What is being asked:
Write the records out again without change. Leave the pictures behind.

Records provided:

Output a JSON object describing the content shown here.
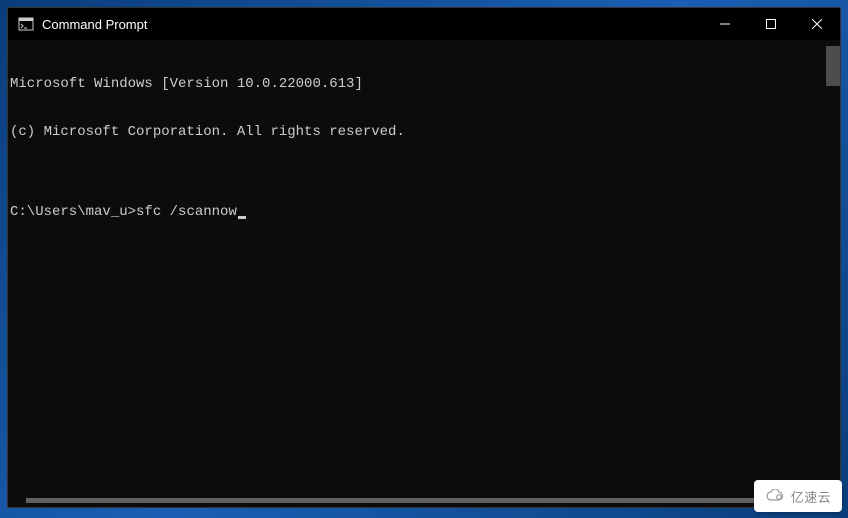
{
  "window": {
    "title": "Command Prompt"
  },
  "terminal": {
    "line1": "Microsoft Windows [Version 10.0.22000.613]",
    "line2": "(c) Microsoft Corporation. All rights reserved.",
    "blank": "",
    "prompt": "C:\\Users\\mav_u>",
    "command": "sfc /scannow"
  },
  "watermark": {
    "text": "亿速云"
  }
}
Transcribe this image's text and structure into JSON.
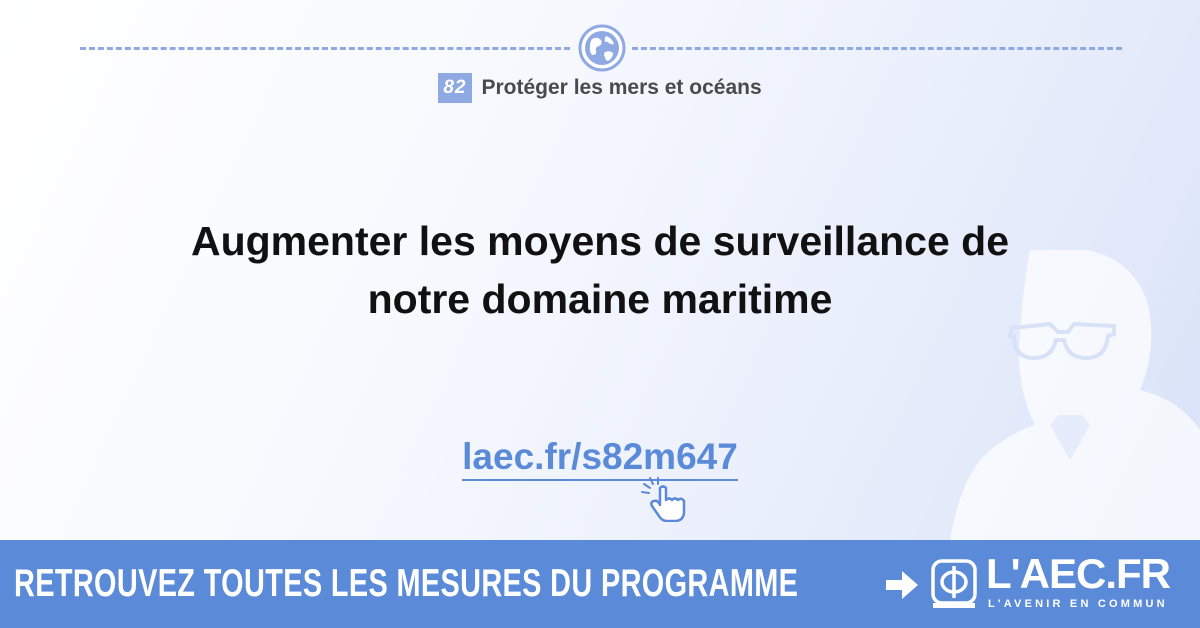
{
  "header": {
    "measure_number": "82",
    "category": "Protéger les mers et océans"
  },
  "main": {
    "headline_line1": "Augmenter les moyens de surveillance de",
    "headline_line2": "notre domaine maritime",
    "short_link": "laec.fr/s82m647"
  },
  "banner": {
    "cta": "RETROUVEZ TOUTES LES MESURES DU PROGRAMME",
    "logo_text": "L'AEC.FR",
    "logo_tagline": "L'AVENIR EN COMMUN"
  },
  "icons": {
    "globe": "globe-icon",
    "pointer": "hand-pointer-icon",
    "arrow": "arrow-right-icon",
    "logo": "phi-logo-icon"
  },
  "colors": {
    "accent": "#5b8ad8",
    "accent_light": "#8fa9e3",
    "text_dark": "#111111",
    "text_muted": "#4a4a4a",
    "banner_text": "#ffffff"
  }
}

Task result:
Output a JSON object describing the content shown here.
{
  "window": {
    "title": "Command Prompt"
  },
  "terminal": {
    "line1": "Microsoft Windows [Version 10.0.22000.613]",
    "line2": "(c) Microsoft Corporation. All rights reserved.",
    "blank": "",
    "prompt": "C:\\Users\\mav_u>",
    "command": "sfc /scannow"
  },
  "watermark": {
    "text": "亿速云"
  }
}
Transcribe this image's text and structure into JSON.
{
  "header": {
    "measure_number": "82",
    "category": "Protéger les mers et océans"
  },
  "main": {
    "headline_line1": "Augmenter les moyens de surveillance de",
    "headline_line2": "notre domaine maritime",
    "short_link": "laec.fr/s82m647"
  },
  "banner": {
    "cta": "RETROUVEZ TOUTES LES MESURES DU PROGRAMME",
    "logo_text": "L'AEC.FR",
    "logo_tagline": "L'AVENIR EN COMMUN"
  },
  "icons": {
    "globe": "globe-icon",
    "pointer": "hand-pointer-icon",
    "arrow": "arrow-right-icon",
    "logo": "phi-logo-icon"
  },
  "colors": {
    "accent": "#5b8ad8",
    "accent_light": "#8fa9e3",
    "text_dark": "#111111",
    "text_muted": "#4a4a4a",
    "banner_text": "#ffffff"
  }
}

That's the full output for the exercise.